Email This Story






The House voted on Dec. 18 to officially impeach the 45th president of the United States following the bombshell testimonies of several influential political figures in a series of hearings before the House of Representatives,

The charges brought against President Trump are abuse of power and obstruction of Congress, both of which received more support from the majority of the Democrat-controlled House. This makes Donald Trump the third president in US history to be impeached. However, impeachment is only a term for when a government official has been charged with criminal activity. The removal of the president is determined by the Senate, which will conduct its own trial before voting on removal. 
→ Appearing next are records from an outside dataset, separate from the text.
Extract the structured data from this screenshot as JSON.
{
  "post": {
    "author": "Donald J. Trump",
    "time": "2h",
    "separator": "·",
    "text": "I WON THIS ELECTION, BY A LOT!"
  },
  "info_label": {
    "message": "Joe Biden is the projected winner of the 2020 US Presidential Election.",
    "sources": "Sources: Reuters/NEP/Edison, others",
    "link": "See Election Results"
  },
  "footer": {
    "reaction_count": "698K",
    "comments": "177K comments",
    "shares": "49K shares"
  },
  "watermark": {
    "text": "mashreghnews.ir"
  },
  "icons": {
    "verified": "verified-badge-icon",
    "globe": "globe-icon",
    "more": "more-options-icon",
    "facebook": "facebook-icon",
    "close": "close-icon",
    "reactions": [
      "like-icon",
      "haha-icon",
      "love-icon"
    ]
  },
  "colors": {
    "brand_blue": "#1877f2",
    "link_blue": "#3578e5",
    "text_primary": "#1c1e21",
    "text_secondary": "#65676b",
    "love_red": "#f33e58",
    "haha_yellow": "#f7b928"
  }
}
The first president to ever be impeached was Andrew Johnson on Feb. 24, 1868 for appointing Ulysses S. Grant as Secretary of War while Edwin Stanton was already serving in the position. It is unconstitutional for a president to dismiss Senate-confirmed officials from office without first approving it by the Senate. 

More than a century later on December 19, 1998, the House of Representatives voted to impeach President Bill Clinton for lying under oath to a federal grand jury and obstructing justice in his dealings with White House intern Monica Lewinsky. 

No president has ever been removed from office following impeachment, and there is speculation that Donald Trump will not be either. The Senate is controlled by Republicans who have already confirmed support for the current president and promise to vote against the impeachment articles. 

There have been whisperings of an unfair trial in the Senate with Senate Majority Leader Mitch McConnell, R-Ky., solidifying this news by saying, “I’m not an impartial juror. This is a political process. There’s not anything judicial about it. The House made a partisan political decision to impeach. I would anticipate we will have a largely partisan outcome in the Senate. I’m not impartial about this at all.”

Since the vote of impeachment in the House passed, House Speaker Nancy Pelosi has withheld the articles of impeachment from McConnell, prolonging the impeachment process in the hope of ensuring a fair trial in the Senate. She has promised to give the articles over sometime this coming week.